In the below screenshot

  • First we check the limit of /dev/sdb1 for a user
  • Then created a file of 400 MiB approx.
  • Again checked the limit
  • Added more data to the file
  • It showed Disk Quota exceeded

If you want to edit the limits of a user use edquota

edquota -u [username]

EXT4 filesystem

ext4 was the default choice of Linux distributions because of it’s performance, integrity and stability. Some of features are:

  • Max. volume size1 EiB (for 4 KiB block size)
  • Max. file size16 TiB (for 4 KiB block size)
  • Max. number of files 4 billion (specified at filesystem creation time)
  • Max. filename length 255 bytes

EXT4 Superblock

Superblock : contains information about the filesystem, like:

  • Mount count and maximum mount count.
  • Block Size
  • Blocks Per group
  • Free Block count
  • Free inode count

Using dumpe2fs and tune2fs

  • dumpe2fs : It is used to get information about a particular partition.
  • tune2fs can be used to change filesystem parameters.

-l is used to list the contents of the superblock, including the current values of parameters which can be changed.

XFS and btrfs Filesystem

XFS feature:

  • Up to 16 EB (exabytes) for the total filesystem
  • Up to 8 EB for an individual file

XFS utilities:

  • xfsdump : for backup
  • xfsrestore : for restore
  • xfs_freeze : to make the filesystem for snapshots


  • Created by Chris Mason
  • It is default root filesystem on openSUSE
  • Solves the issue of snapshots , checksums

Encrypting Disks

Encryption should be used wherever sensitive data is being stored and transmitted.
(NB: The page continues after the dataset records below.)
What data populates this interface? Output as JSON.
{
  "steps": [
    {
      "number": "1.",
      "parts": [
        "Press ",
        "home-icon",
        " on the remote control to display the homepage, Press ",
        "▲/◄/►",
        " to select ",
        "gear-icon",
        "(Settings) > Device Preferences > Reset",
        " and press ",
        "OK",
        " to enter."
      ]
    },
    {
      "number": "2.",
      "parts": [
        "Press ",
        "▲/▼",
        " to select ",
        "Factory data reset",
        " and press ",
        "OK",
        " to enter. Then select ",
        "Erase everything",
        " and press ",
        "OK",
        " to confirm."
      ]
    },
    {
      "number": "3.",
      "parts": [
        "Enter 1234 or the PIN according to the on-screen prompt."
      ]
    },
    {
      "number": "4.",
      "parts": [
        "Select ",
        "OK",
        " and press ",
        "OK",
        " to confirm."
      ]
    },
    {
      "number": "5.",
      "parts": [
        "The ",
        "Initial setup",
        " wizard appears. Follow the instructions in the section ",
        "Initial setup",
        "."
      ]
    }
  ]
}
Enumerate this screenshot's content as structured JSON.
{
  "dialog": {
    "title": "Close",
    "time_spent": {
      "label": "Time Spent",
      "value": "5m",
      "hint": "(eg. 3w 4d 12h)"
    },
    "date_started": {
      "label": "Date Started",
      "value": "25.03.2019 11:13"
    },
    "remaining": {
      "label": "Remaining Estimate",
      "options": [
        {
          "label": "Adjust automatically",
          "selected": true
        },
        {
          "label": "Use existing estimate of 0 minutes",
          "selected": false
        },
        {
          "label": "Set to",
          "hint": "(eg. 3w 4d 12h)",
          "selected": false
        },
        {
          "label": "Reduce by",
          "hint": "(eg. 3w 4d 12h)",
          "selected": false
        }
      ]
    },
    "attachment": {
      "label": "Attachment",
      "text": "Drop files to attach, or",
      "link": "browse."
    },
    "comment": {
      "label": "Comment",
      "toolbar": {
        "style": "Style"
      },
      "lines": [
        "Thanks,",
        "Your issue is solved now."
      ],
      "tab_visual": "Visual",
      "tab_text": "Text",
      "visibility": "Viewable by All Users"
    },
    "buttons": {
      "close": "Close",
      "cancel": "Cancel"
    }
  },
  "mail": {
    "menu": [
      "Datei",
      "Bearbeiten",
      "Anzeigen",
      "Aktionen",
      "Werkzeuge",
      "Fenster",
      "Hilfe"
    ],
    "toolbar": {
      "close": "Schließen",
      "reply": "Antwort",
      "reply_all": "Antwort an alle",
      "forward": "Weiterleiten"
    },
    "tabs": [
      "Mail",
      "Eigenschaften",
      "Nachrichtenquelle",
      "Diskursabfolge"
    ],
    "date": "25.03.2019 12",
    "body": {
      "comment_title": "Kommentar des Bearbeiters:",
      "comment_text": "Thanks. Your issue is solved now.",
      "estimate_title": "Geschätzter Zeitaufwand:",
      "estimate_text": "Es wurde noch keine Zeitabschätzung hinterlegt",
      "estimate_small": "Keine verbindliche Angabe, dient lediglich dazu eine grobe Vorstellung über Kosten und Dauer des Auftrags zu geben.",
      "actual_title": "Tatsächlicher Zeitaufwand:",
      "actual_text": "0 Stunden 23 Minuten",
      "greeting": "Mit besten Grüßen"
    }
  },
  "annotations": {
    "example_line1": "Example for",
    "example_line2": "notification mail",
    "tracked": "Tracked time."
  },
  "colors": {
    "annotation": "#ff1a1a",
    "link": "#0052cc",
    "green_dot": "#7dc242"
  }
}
LUKS(Linux Unified Key Setup)

Linux distribution provides block device level encryption through the use of LUKS. LUKS is installed on top of Cryptsetup. In order to use LUKS format to encrypt block devices we need to install cryptsetup-bin.

Let’s encrypt /dev/sdb1, in my case this partition already exists but it must be unmounted.


  • Giving partition to LUKS, here you will be prompted for passphrase that will be used to open the encrypted volume later.
  • In case default encryption does not work , you can check available encryptions available in /proc/crypto
  • We can make volume available at any time with
  • Now we can format the partition
  • Mount it

Use it and store data

  • If you want to remove the encryption from the block device. First unmount it and then use luksClose flag in cryptsetup command.
umount /mnt

Logical Volume Management (LVM)

Let me give you an example so it would be easier to understand why to use LVM ?

Suppose I have movie which is 20 GB in size but one of disk is of 10 GB size and other is of 12 GB . Now I can’t use these two disks to store 20GB. To solve this problem we can use LVM. LVM helps to plug these 2 hard disk together and we can use them.

Steps to create Logical Volume

  • Install required packages
  • Create a partition
  • Create physical volumes from the partition
  • Create Volume group.
  • Allocate logical volume from volume group. I have set the logical volume size to 500MB
  • Format the logical volume
  • Mount the logical volume
  • Show the physical volume
  • Show the volume group
  • Show the logical volume

That’s all for now. Thanks for reading.

Ex294 RedHat Certified Engineer | Ansible | Docker | Terraform | Kubernetes | MLOPS